That said, I encourage everyone to buy both these albums – for both albums deserve to be heard – and form their own opinion. I don’t agree with people who wring their hands and claim that the music today ’s music isn’t as good as it used to be. Every generation says that and that’s nostalgic bullshit. I think we’re lucky to be living in the times of composers like A.R. Rahman and Amit Trivedi. It is a privilege to have both of them release albums within days of each other and it is as good a time as any to be a music lover.

MySwar Updates

We shipped a few cool updates to MySwar this morning:

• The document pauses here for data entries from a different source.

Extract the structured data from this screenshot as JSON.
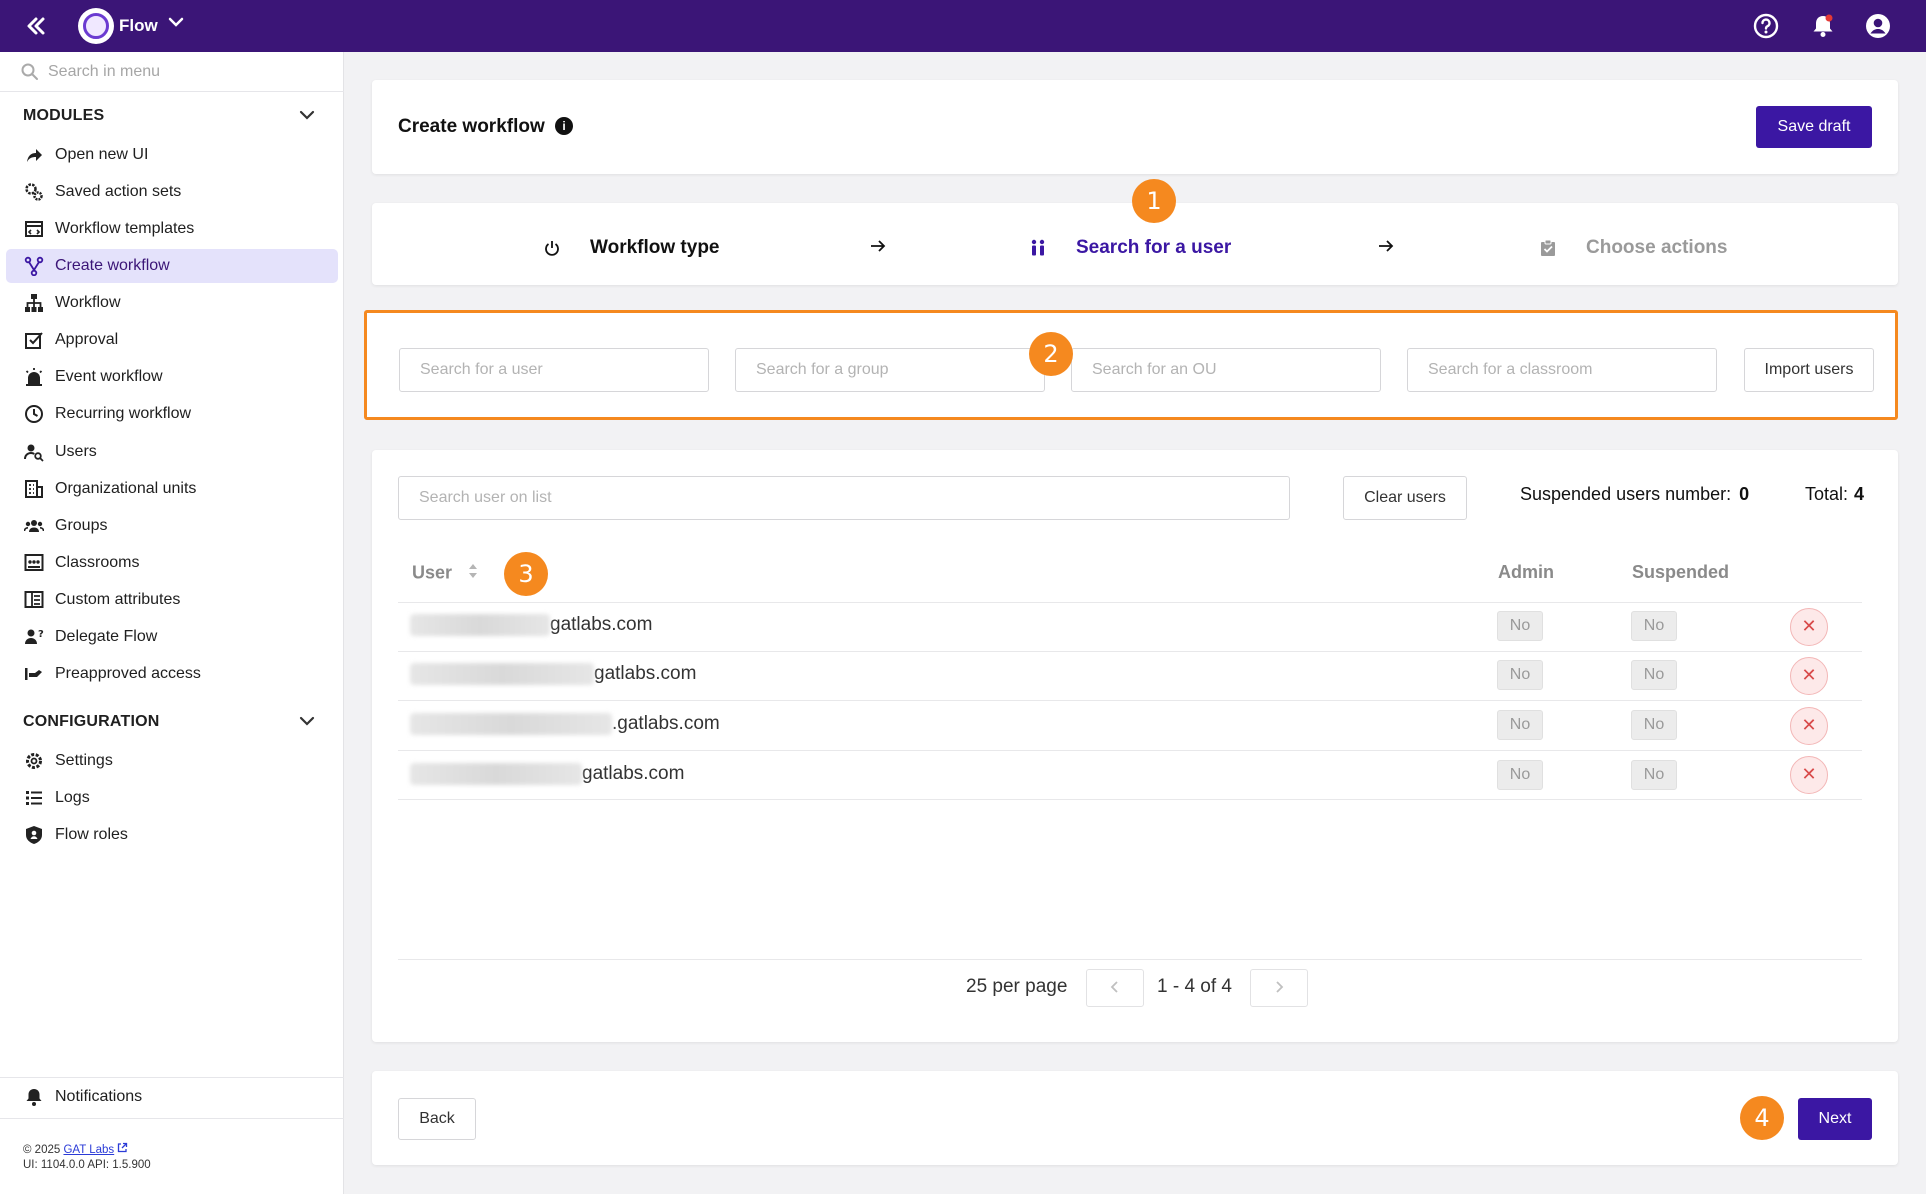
{
  "topbar": {
    "app_name": "Flow",
    "icons": [
      "double-chevron-left-icon",
      "flow-logo-icon",
      "chevron-down-icon",
      "help-icon",
      "bell-icon",
      "account-icon"
    ]
  },
  "sidebar": {
    "search_placeholder": "Search in menu",
    "modules_title": "MODULES",
    "modules": [
      {
        "label": "Open new UI",
        "icon": "share-arrow-icon"
      },
      {
        "label": "Saved action sets",
        "icon": "gears-icon"
      },
      {
        "label": "Workflow templates",
        "icon": "template-icon"
      },
      {
        "label": "Create workflow",
        "icon": "workflow-branch-icon",
        "active": true
      },
      {
        "label": "Workflow",
        "icon": "sitemap-icon"
      },
      {
        "label": "Approval",
        "icon": "checklist-icon"
      },
      {
        "label": "Event workflow",
        "icon": "alarm-light-icon"
      },
      {
        "label": "Recurring workflow",
        "icon": "clock-icon"
      },
      {
        "label": "Users",
        "icon": "user-search-icon"
      },
      {
        "label": "Organizational units",
        "icon": "building-icon"
      },
      {
        "label": "Groups",
        "icon": "groups-icon"
      },
      {
        "label": "Classrooms",
        "icon": "classroom-icon"
      },
      {
        "label": "Custom attributes",
        "icon": "columns-icon"
      },
      {
        "label": "Delegate Flow",
        "icon": "user-question-icon"
      },
      {
        "label": "Preapproved access",
        "icon": "preapproved-icon"
      }
    ],
    "config_title": "CONFIGURATION",
    "config": [
      {
        "label": "Settings",
        "icon": "gear-icon"
      },
      {
        "label": "Logs",
        "icon": "list-icon"
      },
      {
        "label": "Flow roles",
        "icon": "shield-user-icon"
      }
    ],
    "notifications_label": "Notifications",
    "copyright_prefix": "© 2025",
    "copyright_link": "GAT Labs",
    "version": "UI: 1104.0.0 API: 1.5.900"
  },
  "header": {
    "title": "Create workflow",
    "save_draft": "Save draft"
  },
  "steps": [
    {
      "label": "Workflow type",
      "icon": "power-icon",
      "state": "done"
    },
    {
      "label": "Search for a user",
      "icon": "people-icon",
      "state": "current"
    },
    {
      "label": "Choose actions",
      "icon": "clipboard-icon",
      "state": "pending"
    }
  ],
  "badges": [
    "1",
    "2",
    "3",
    "4"
  ],
  "search": {
    "user_placeholder": "Search for a user",
    "group_placeholder": "Search for a group",
    "ou_placeholder": "Search for an OU",
    "classroom_placeholder": "Search for a classroom",
    "import_users": "Import users"
  },
  "list": {
    "search_placeholder": "Search user on list",
    "clear_users": "Clear users",
    "suspended_label": "Suspended users number:",
    "suspended_count": "0",
    "total_label": "Total:",
    "total_count": "4",
    "columns": {
      "user": "User",
      "admin": "Admin",
      "suspended": "Suspended"
    },
    "rows": [
      {
        "email_suffix": "gatlabs.com",
        "admin": "No",
        "suspended": "No"
      },
      {
        "email_suffix": "gatlabs.com",
        "admin": "No",
        "suspended": "No"
      },
      {
        "email_suffix": ".gatlabs.com",
        "admin": "No",
        "suspended": "No"
      },
      {
        "email_suffix": "gatlabs.com",
        "admin": "No",
        "suspended": "No"
      }
    ],
    "per_page": "25 per page",
    "range": "1 - 4 of 4"
  },
  "footer": {
    "back": "Back",
    "next": "Next"
  },
  "colors": {
    "topbar": "#3b1577",
    "primary": "#3b17a3",
    "accent_orange": "#f5891f",
    "active_menu_bg": "#e4e2fb",
    "delete_red": "#d84a4a"
  }
}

  • Flipkart’s digital music service, Flyte, is now available as a purchase option on the MySwar website. At the album level, you will now see iTunes, Flipkart (for audio CD) and Flyte as options and at the song level iTunes and Flyte. This is subject to availability on iTunes and Flipkart. Currently, we have updated these links for the albums released in 2013 and 2012. We will make links available for the rest of the albums over the next few weeks.Purchase Options
  • Song previews are now available for Indian users. The previews are sourced from iTunes.
  • The Advanced Search results page now displays the number of songs.Advanced Search Result Count
  • Ability to Refresh recommendations in the Discover page (logged in users). We also tuned this page to load faster.
  • Also a number of other improvements and bug fixes.

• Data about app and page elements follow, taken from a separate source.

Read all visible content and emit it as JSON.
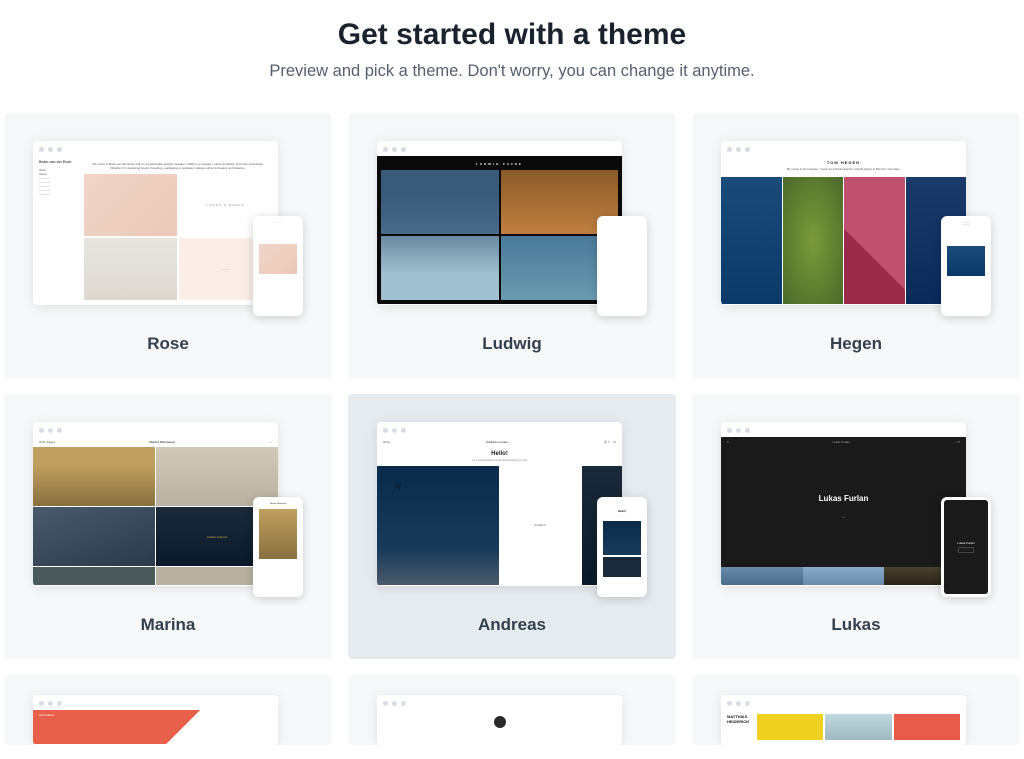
{
  "header": {
    "title": "Get started with a theme",
    "subtitle": "Preview and pick a theme. Don't worry, you can change it anytime."
  },
  "themes": [
    {
      "id": "rose",
      "name": "Rose",
      "selected": false,
      "preview": {
        "author": "Beam van der Ende",
        "intro": "My name is Rose van der Ende and I'm a passionate graphic designer. Within my designs I value simplicity, symmetry and detail. Whether I'm designing books, branding, packaging or websites I always strive for beauty and balance.",
        "tile_label": "LOGOS & MARKS"
      }
    },
    {
      "id": "ludwig",
      "name": "Ludwig",
      "selected": false,
      "preview": {
        "header": "LUDWIG FAVRE"
      }
    },
    {
      "id": "hegen",
      "name": "Hegen",
      "selected": false,
      "preview": {
        "name": "TOM HEGEN",
        "desc": "My name is Tom Hegen, I work as a Photographer and Designer in Munich, Germany."
      }
    },
    {
      "id": "marina",
      "name": "Marina",
      "selected": false,
      "preview": {
        "nav_left": "Work   Pages",
        "nav_center": "Marina Weishaupt",
        "caption": "Golden Autumn",
        "phone_header": "Marina Weishaupt"
      }
    },
    {
      "id": "andreas",
      "name": "Andreas",
      "selected": true,
      "preview": {
        "nav_left": "Work",
        "nav_center": "Andreas Levers",
        "hello": "Hello!",
        "sub": "I'm a visual designer & like photographing at night",
        "tile_label": "At Night #"
      }
    },
    {
      "id": "lukas",
      "name": "Lukas",
      "selected": false,
      "preview": {
        "nav_center": "Lukas Furlan",
        "hero": "Lukas Furlan",
        "phone_name": "Lukas Furlan"
      }
    },
    {
      "id": "row3a",
      "name": "",
      "partial": true,
      "preview": {
        "nav_left": "work   about",
        "nav_right": "— —"
      }
    },
    {
      "id": "row3b",
      "name": "",
      "partial": true,
      "preview": {}
    },
    {
      "id": "row3c",
      "name": "",
      "partial": true,
      "preview": {
        "name_line1": "MATTHIAS",
        "name_line2": "HEIDERICH"
      }
    }
  ]
}
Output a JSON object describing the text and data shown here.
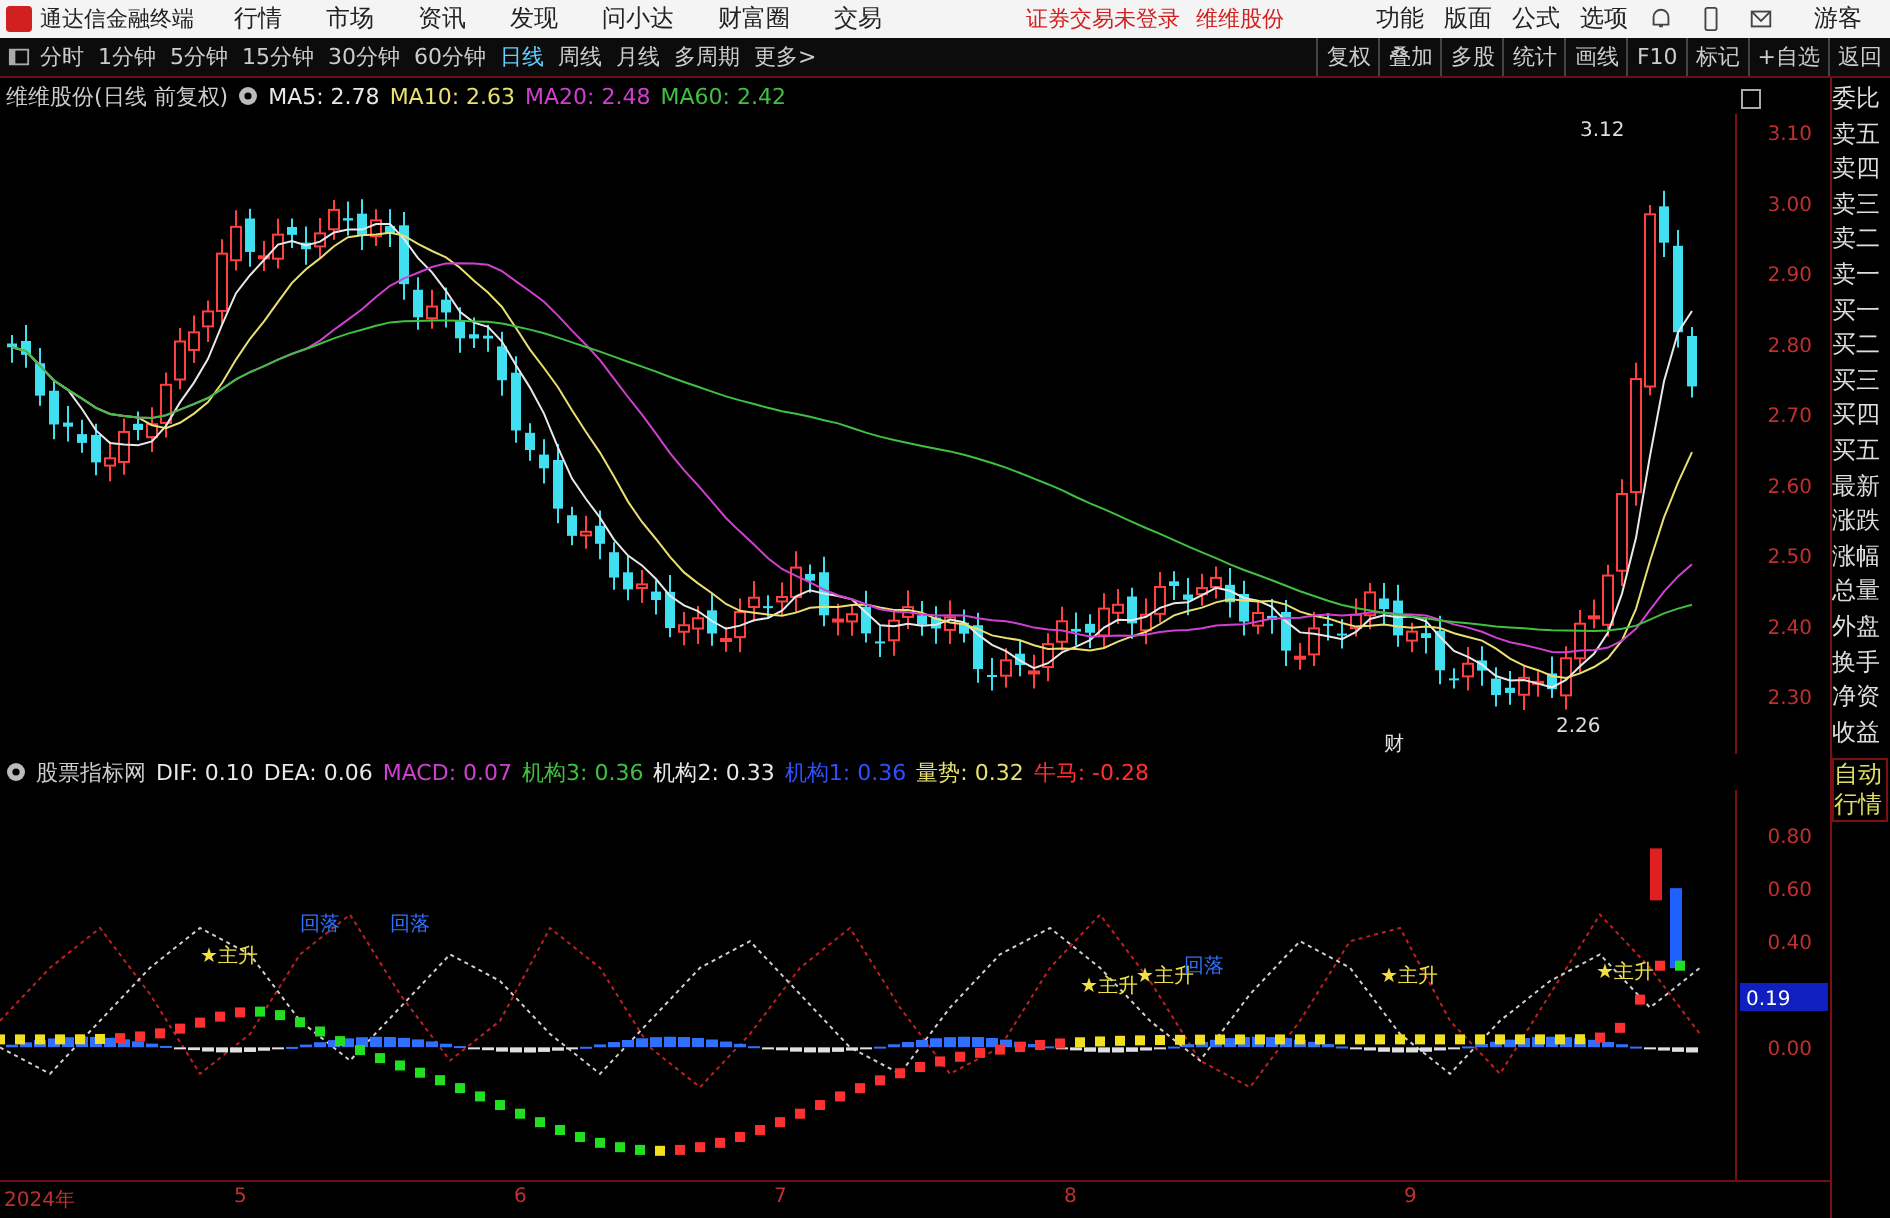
{
  "menubar": {
    "app_title": "通达信金融终端",
    "menus": [
      "行情",
      "市场",
      "资讯",
      "发现",
      "问小达",
      "财富圈",
      "交易"
    ],
    "notices": [
      "证券交易未登录",
      "维维股份"
    ],
    "actions": [
      "功能",
      "版面",
      "公式",
      "选项"
    ],
    "user": "游客"
  },
  "toolbar": {
    "periods": [
      {
        "label": "分时",
        "selected": false
      },
      {
        "label": "1分钟",
        "selected": false
      },
      {
        "label": "5分钟",
        "selected": false
      },
      {
        "label": "15分钟",
        "selected": false
      },
      {
        "label": "30分钟",
        "selected": false
      },
      {
        "label": "60分钟",
        "selected": false
      },
      {
        "label": "日线",
        "selected": true
      },
      {
        "label": "周线",
        "selected": false
      },
      {
        "label": "月线",
        "selected": false
      },
      {
        "label": "多周期",
        "selected": false
      }
    ],
    "more": "更多>",
    "tools": [
      "复权",
      "叠加",
      "多股",
      "统计",
      "画线",
      "F10",
      "标记",
      "+自选",
      "返回"
    ]
  },
  "chart": {
    "title": "维维股份(日线 前复权)",
    "ma": [
      {
        "label": "MA5: 2.78",
        "color": "#e8e8e8"
      },
      {
        "label": "MA10: 2.63",
        "color": "#e8e070"
      },
      {
        "label": "MA20: 2.48",
        "color": "#d040d0"
      },
      {
        "label": "MA60: 2.42",
        "color": "#40c040"
      }
    ],
    "price_ticks": [
      "3.10",
      "3.00",
      "2.90",
      "2.80",
      "2.70",
      "2.60",
      "2.50",
      "2.40",
      "2.30"
    ],
    "high_label": "3.12",
    "low_label": "2.26",
    "marker": "财"
  },
  "indicator": {
    "title": "股票指标网",
    "values": [
      {
        "label": "DIF: 0.10",
        "color": "#e8e8e8"
      },
      {
        "label": "DEA: 0.06",
        "color": "#e8e8e8"
      },
      {
        "label": "MACD: 0.07",
        "color": "#d040d0"
      },
      {
        "label": "机构3: 0.36",
        "color": "#40c040"
      },
      {
        "label": "机构2: 0.33",
        "color": "#e8e8e8"
      },
      {
        "label": "机构1: 0.36",
        "color": "#3050ff"
      },
      {
        "label": "量势: 0.32",
        "color": "#e8e070"
      },
      {
        "label": "牛马: -0.28",
        "color": "#ff3030"
      }
    ],
    "chart_data": {
      "type": "line",
      "ylim": [
        -0.5,
        0.97
      ],
      "yticks": [
        {
          "value": 0.8,
          "label": "0.80"
        },
        {
          "value": 0.6,
          "label": "0.60"
        },
        {
          "value": 0.4,
          "label": "0.40"
        },
        {
          "value": 0,
          "label": "0.00"
        }
      ],
      "series": [
        {
          "color": "#c02020",
          "line_style": "dashed",
          "values": [
            0.1,
            0.3,
            0.45,
            0.2,
            -0.1,
            0.05,
            0.35,
            0.5,
            0.2,
            -0.05,
            0.1,
            0.45,
            0.3,
            0.0,
            -0.15,
            0.05,
            0.3,
            0.45,
            0.15,
            -0.1,
            0.0,
            0.3,
            0.5,
            0.25,
            -0.05,
            -0.15,
            0.1,
            0.4,
            0.45,
            0.1,
            -0.1,
            0.2,
            0.5,
            0.3,
            0.05
          ]
        },
        {
          "color": "#d0d0d0",
          "line_style": "dashed",
          "values": [
            0.0,
            -0.1,
            0.1,
            0.3,
            0.45,
            0.35,
            0.1,
            -0.05,
            0.15,
            0.35,
            0.25,
            0.05,
            -0.1,
            0.1,
            0.3,
            0.4,
            0.2,
            0.0,
            -0.1,
            0.15,
            0.35,
            0.45,
            0.3,
            0.1,
            -0.05,
            0.2,
            0.4,
            0.3,
            0.05,
            -0.1,
            0.1,
            0.25,
            0.35,
            0.15,
            0.3
          ]
        }
      ]
    },
    "current": "0.19",
    "signals": [
      {
        "kind": "rise",
        "text": "★主升"
      },
      {
        "kind": "fall",
        "text": "回落"
      },
      {
        "kind": "fall",
        "text": "回落"
      },
      {
        "kind": "rise",
        "text": "★主升"
      },
      {
        "kind": "rise",
        "text": "★主升"
      },
      {
        "kind": "fall",
        "text": "回落"
      },
      {
        "kind": "rise",
        "text": "★主升"
      },
      {
        "kind": "rise",
        "text": "★主升"
      }
    ]
  },
  "dates": [
    "2024年",
    "5",
    "6",
    "7",
    "8",
    "9"
  ],
  "side_panel": {
    "items": [
      "委比",
      "卖五",
      "卖四",
      "卖三",
      "卖二",
      "卖一",
      "买一",
      "买二",
      "买三",
      "买四",
      "买五",
      "最新",
      "涨跌",
      "涨幅",
      "总量",
      "外盘",
      "换手",
      "净资",
      "收益"
    ],
    "auto_button": "自动行情"
  }
}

Hope you like these improvements. Also, if you still haven’t downloaded our mobile app yet, please consider yourself gently nudged to do so. You can find the download links here.